Stored entries

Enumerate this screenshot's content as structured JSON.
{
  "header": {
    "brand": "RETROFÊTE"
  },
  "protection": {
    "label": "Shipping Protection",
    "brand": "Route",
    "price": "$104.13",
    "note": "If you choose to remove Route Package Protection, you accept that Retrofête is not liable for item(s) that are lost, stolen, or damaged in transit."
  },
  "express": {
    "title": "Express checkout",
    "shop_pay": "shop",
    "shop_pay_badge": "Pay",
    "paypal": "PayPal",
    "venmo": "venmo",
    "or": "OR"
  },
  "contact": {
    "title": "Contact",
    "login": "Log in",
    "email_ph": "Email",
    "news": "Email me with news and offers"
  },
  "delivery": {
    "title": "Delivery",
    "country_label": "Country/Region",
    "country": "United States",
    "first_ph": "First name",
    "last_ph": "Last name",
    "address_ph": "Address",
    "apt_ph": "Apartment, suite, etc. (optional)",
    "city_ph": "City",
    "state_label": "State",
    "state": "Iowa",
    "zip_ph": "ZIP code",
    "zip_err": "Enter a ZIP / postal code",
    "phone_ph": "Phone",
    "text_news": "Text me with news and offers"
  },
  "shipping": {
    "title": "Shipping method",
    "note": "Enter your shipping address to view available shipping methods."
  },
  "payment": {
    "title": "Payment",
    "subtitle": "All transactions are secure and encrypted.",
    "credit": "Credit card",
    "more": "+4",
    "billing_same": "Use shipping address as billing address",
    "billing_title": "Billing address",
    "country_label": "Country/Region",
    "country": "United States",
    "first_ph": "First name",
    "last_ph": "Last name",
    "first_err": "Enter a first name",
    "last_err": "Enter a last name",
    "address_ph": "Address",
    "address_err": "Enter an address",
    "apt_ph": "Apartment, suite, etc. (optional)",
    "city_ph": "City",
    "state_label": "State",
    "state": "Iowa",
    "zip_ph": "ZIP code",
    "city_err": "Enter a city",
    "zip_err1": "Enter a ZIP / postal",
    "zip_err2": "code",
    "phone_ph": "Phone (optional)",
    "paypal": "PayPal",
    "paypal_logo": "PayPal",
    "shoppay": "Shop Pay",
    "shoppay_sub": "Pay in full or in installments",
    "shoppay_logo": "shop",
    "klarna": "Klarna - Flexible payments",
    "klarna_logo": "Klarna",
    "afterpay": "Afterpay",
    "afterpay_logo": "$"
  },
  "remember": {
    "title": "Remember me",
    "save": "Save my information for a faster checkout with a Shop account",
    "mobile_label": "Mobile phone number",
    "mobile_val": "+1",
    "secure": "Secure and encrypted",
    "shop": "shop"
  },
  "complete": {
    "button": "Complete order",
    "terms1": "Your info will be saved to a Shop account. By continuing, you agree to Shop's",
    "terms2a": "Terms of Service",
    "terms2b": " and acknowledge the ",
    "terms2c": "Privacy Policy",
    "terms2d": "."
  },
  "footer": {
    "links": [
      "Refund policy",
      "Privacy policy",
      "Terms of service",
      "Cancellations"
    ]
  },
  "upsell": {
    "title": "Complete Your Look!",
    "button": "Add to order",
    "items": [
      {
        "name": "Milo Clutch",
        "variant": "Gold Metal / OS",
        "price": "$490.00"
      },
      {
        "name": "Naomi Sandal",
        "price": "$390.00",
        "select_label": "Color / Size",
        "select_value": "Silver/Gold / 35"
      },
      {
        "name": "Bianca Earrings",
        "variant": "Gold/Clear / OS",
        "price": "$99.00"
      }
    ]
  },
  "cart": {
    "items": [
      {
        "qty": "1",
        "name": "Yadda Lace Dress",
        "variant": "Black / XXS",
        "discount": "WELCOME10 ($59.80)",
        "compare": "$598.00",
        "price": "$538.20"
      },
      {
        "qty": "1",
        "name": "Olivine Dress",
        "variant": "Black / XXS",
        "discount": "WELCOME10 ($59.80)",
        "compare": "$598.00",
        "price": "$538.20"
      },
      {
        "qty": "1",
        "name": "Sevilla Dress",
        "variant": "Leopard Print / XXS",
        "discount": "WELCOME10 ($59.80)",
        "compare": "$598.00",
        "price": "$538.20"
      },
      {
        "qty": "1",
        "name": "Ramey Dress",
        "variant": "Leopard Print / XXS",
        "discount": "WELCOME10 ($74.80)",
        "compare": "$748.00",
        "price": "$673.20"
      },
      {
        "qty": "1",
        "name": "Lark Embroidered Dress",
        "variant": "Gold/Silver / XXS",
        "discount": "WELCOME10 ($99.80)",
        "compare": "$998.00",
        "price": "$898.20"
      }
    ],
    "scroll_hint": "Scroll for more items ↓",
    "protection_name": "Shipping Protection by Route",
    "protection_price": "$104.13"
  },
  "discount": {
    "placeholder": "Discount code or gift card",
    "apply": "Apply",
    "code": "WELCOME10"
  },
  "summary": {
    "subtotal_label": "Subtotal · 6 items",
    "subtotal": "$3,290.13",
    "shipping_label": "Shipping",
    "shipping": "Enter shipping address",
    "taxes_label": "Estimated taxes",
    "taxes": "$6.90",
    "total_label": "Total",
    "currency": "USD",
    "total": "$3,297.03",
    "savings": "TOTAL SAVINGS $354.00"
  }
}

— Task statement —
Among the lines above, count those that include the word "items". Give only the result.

— Result of the exercise —
4